The London Palladium is one of the West End's most famous theatres. Often known as the home of family and variety entertainment, this impressive building recently celebrated its centenary. The plush seats, impressive staircases and well dressed ushers make this feel like an exciting venue, and one of London's most welcoming performance spaces.
The auditorium seats over 2000 people across three different levels. Each section feels expansive, with long rows of seats and high ceilings. Views from all levels are good, and even in the rear of the Upper Circle, you never feel too far away from one of the West End's widest stages. The theatre is often home to large scale family musicals, where there is a lot of set and spectacle to take in, and so many people prefer to sit slightly higher to take in the whole stage.
The Stalls is the closest section to the stage, and is divided into three sections by two central aisles. The rows fan out away from the stage, getting wider towards the rear of the section. Each row follows the curve of the stage, meaning that seats towards the end of each row do look across at the stage rather than directly at it. The first few rows are very close, and as the stage is quite high, this can cause some sight problems for younger audience members. The best seats are in the central section around rows M and P, which provide excellent views of the whole stage. The overhang from the level above slightly restricts the view from seats further back, but not significantly. The section is well raked, giving good views over the heads of the audience in front.

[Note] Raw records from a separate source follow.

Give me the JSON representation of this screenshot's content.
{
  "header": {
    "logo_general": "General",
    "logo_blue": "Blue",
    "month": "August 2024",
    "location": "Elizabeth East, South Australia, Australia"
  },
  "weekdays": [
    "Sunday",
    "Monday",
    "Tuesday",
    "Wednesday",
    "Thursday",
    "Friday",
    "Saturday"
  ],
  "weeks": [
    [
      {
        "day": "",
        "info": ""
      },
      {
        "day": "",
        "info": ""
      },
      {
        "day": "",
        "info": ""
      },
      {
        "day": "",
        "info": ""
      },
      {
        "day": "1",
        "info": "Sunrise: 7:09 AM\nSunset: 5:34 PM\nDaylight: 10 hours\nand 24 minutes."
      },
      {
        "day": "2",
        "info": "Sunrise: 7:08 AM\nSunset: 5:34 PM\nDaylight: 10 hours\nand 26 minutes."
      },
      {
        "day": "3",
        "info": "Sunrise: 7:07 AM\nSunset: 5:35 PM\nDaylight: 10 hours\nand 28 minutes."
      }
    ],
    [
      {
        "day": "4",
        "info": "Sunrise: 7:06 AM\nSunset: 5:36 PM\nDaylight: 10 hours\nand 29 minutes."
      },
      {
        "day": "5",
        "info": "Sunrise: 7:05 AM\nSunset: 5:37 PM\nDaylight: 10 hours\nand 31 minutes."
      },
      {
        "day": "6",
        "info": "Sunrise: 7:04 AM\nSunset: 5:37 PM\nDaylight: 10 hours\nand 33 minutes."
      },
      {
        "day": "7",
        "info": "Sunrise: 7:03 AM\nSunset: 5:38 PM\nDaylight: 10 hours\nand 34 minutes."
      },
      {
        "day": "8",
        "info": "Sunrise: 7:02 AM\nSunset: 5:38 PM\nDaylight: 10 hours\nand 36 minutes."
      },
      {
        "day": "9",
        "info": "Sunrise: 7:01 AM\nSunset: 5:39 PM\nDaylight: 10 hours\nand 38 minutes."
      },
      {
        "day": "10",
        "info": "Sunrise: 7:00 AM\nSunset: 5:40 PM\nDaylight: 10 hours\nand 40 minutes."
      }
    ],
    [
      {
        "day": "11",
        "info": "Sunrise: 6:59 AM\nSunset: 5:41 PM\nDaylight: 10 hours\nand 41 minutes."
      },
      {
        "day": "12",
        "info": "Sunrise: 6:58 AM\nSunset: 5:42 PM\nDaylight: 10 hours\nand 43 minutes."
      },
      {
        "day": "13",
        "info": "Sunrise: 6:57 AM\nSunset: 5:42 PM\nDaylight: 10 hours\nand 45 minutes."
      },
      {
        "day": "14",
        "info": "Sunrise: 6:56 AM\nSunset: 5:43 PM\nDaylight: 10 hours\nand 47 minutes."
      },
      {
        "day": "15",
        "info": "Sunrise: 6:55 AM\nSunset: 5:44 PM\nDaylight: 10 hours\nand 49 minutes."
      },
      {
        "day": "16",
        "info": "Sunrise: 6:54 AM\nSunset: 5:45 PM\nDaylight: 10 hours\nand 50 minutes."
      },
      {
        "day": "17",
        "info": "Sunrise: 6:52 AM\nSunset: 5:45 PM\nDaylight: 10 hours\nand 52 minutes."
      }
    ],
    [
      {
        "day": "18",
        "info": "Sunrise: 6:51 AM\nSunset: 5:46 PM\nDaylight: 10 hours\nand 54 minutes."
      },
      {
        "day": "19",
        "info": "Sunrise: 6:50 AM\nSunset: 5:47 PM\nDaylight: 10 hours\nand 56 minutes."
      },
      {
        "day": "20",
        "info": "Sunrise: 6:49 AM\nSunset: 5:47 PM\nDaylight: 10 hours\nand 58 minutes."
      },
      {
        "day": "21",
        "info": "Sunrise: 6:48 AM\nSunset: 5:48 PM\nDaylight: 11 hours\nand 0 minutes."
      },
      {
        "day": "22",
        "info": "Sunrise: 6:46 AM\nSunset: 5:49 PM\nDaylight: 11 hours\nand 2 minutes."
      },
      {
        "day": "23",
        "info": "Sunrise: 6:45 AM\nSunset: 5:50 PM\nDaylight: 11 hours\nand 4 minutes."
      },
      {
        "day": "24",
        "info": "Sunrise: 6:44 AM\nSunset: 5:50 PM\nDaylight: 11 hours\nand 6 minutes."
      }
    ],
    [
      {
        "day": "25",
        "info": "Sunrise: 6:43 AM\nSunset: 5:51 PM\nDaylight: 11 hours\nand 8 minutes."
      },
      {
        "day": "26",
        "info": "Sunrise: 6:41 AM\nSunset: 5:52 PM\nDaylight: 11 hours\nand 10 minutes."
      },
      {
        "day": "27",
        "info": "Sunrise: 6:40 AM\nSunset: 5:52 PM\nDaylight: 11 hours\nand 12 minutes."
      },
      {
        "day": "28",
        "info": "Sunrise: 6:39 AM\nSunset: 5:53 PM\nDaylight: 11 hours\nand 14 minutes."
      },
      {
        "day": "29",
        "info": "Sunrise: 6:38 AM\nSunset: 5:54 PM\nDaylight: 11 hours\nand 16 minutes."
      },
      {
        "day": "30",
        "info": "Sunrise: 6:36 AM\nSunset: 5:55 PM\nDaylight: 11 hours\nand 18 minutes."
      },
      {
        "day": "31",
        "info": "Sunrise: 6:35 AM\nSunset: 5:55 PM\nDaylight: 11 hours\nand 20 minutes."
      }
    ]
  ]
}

The Royal Circle is the first level above the stage and offers some excellent views of the action. Again, the seats are divided into three equal blocks of seats, with those towards the ends of each row following the curve of the balcony. The front four rows offer excellent views of the stage, and you feel at eye level with the performers. Legroom and comfort are also very good, partly due to the central aisles which make the section feel more accessible. Views from the final two rows are also very clear, making this an excellent choice for seating quality.
The Upper Circle is the second level up in the London Palladium, and is larger than the Royal Circle. The section is also divided into three blocks of seats, with the rear section in each block feeling quite far back from the action. There is a metal safety rail that runs along the balcony, restricting the view somewhat from the first couple of rows. The rows curve quite dramatically round the balcony, meaning some seats towards the start and end of a row look across at the stage. The handrail remains in view until row D. Legroom is tighter in this section, so those who require extra legroom may prefer to sit next to an aisle. The section is well raked, meaning views over the heads in front are satisfactory. Even the final rows in this section give good overall views of the stage.
Frequently Asked Questions
Where are the best seats for children at the London Palladium?
Due to the height of the stage, it is not advised for children to sit in the first 6 rows of the Stalls, as some items of staging will be missed. Seats in the centre and rear of the Stalls will provide the best views of the stage. The front of the Upper Circle has a safety bar that is visible in rows A-D and can also restrict the view for children and smaller audience members. The best seats are at the front of the Royal Circle, towards the centre.
Where are the Restricted View seats?
The only restrictions in the London Palladium are in the first two rows of the Upper Circle, where the safety rail obstructs the view and is clearly in sight.
What if I am hard of sight or hearing?
The London Palladium is fitted with an infra-red induction loop, with headsets available to hire in the main foyer. There are binoculars available to hire in the back of seats on all levels.
How many steps are there in the theatre?
There are four steps up to the main doors of the London Palladium, and a further eight steps to the foyer and Royal Circle. The Box Office has its own side entrance, with five steps up to it. The Royal Circle is at ground level, and the Stalls are down 12 steps from the main foyer. The Upper Circle is 50 steps above street level. There are handrails on either side of each staircase.
Where are the toilets located?
Male: There is one block in the Stalls, accessible from the auditorium. There is a further block in the Val Parnell Bar and outside the auditorium at Royal Circle level. In the Upper Circle there is a block of toilets as well as a single cubicle outside the auditorium.
Female: There are two blocks of toilets on the right hand side of the auditorium at Stalls level, as well as a further block in the Val Parnell Bar. At the Royal Circle level there is a block of toilets outside the auditorium, as well as a further block inside. The Upper Circle has a block of toilets and also a single cubicle inside the auditorium.
Access: There is an adapted toilet on the inside entrance by Ramillies Place, which is accessible from the Stalls bar. There is a further accessible toilet in the Val Parnell Bar.
Where are the bars located?
There is a bar at each level of the auditorium; the Stalls Bar, the Val Parnell Bar, The Cinderella Bar (at Royal Circle level) and The Long Bar (at Upper Circle level). Drinks can be delivered to disabled customers in the auditorium, but must be in plastic cups.
Are there wheelchair facilities in the theatre?
There is wheelchair access to the theatre via a Box Office ramp at the front of the theatre. Once inside there is a wheelchair lift down to the Stalls bar. Wheelchair spaces are in the Stalls, at L46, O48, Q48 and S49, and companions are able to sit in the same row. Transfer seating is also available to each aisle seat. Access dogs are also invited into the auditorium, or can be looked after by the theatre staff.